If these facts are true—and I am convinced by the case Myers has made—then Garcia deserves an Oscar. The Academy seems content to ignore this matter—largely (I believe) because not a single newspaper has covered this story. Russ Garcia, for his part, is a very unassuming individual and won't pursue the matter himself. His comment to Myers is revealing: “I’m a Baha'i. It’s part of my faith never to be the source of grief to anyone. I didn't want Larry's widow or family or anyone to feel bad. I still don't. I've won plenty of awards.”
But no one is suggesting that Larry Russell’s award be taken away.

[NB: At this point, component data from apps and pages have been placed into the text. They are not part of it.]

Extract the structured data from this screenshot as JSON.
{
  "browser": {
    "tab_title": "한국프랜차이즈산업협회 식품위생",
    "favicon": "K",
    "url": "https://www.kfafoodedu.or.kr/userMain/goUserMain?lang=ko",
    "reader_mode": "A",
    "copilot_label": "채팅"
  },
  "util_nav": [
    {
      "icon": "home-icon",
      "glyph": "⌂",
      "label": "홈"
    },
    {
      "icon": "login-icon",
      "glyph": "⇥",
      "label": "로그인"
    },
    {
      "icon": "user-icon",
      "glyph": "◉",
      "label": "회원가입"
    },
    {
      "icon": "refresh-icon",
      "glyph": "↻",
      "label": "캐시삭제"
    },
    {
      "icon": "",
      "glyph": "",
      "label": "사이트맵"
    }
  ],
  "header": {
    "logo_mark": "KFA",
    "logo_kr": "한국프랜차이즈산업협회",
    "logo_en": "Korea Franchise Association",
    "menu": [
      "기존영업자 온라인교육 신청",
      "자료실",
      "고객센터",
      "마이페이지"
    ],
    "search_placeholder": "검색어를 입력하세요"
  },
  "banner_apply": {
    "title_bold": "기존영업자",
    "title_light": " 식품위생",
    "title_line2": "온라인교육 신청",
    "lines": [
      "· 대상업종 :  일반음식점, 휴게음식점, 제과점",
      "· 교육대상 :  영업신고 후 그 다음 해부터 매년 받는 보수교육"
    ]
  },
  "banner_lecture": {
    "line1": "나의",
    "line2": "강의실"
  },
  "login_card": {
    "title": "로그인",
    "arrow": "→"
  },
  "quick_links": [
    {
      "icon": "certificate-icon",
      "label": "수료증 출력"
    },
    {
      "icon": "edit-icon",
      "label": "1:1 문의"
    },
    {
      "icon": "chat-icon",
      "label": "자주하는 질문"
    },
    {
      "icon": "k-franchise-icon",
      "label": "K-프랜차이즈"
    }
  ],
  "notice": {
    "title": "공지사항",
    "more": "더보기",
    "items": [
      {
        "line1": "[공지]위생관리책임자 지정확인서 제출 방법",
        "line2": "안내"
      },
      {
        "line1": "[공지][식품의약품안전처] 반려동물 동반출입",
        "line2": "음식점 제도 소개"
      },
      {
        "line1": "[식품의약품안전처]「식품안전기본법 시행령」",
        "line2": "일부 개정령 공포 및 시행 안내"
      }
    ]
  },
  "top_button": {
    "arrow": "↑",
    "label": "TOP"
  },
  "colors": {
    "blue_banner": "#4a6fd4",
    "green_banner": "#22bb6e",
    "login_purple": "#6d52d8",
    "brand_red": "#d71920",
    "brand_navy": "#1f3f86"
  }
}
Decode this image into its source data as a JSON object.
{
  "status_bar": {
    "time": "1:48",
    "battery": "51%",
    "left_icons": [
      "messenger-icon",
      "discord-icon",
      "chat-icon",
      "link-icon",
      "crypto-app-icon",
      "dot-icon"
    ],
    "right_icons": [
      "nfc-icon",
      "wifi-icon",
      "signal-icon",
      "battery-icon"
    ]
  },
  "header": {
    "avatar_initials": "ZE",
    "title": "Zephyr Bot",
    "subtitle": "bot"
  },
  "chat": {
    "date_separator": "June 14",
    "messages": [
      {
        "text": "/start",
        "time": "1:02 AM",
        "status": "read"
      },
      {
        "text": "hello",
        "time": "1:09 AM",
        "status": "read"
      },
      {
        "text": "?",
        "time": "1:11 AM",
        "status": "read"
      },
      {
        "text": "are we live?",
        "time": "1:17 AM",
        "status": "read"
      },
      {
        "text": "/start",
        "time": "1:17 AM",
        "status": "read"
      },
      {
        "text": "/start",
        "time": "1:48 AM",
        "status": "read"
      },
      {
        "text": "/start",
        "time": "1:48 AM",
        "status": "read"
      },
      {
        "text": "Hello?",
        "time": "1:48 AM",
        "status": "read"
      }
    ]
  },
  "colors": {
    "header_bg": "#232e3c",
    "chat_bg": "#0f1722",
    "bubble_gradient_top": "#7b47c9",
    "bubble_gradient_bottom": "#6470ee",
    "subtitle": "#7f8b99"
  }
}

Yet the Academy owes one to Russ Garcia. And should act while he is still around to receive the honor.
On a separate note, I would like to dwell on the poor showing by the print media on this matter. I hear constantly how bloggers are “not real journalists” and “don’t break real stories.” Yet the Garcia saga is just one more example of the opposite phenomenon. I check out the jazz coverage in a wide range of media outlets on a daily basis. I can assure you that the top ten jazz bloggers on the web are providing better coverage of the art form than all of the U.S. newspapers combined. Then again, that’s not hard to achieve after decades of declining jazz coverage in the press.
We may not be able to reverse that trend. But if we stir things up a bit, we might be able to get Russ Garcia his Oscar. One place to start is by putting some pressure on Sid Ganis, the President of the Academy of Motion Picture Arts and Sciences. The Academy accepts questions and inquiries from the public at http://www.oscars.org/contact/general.html.
This blog article posted by Ted Gioia.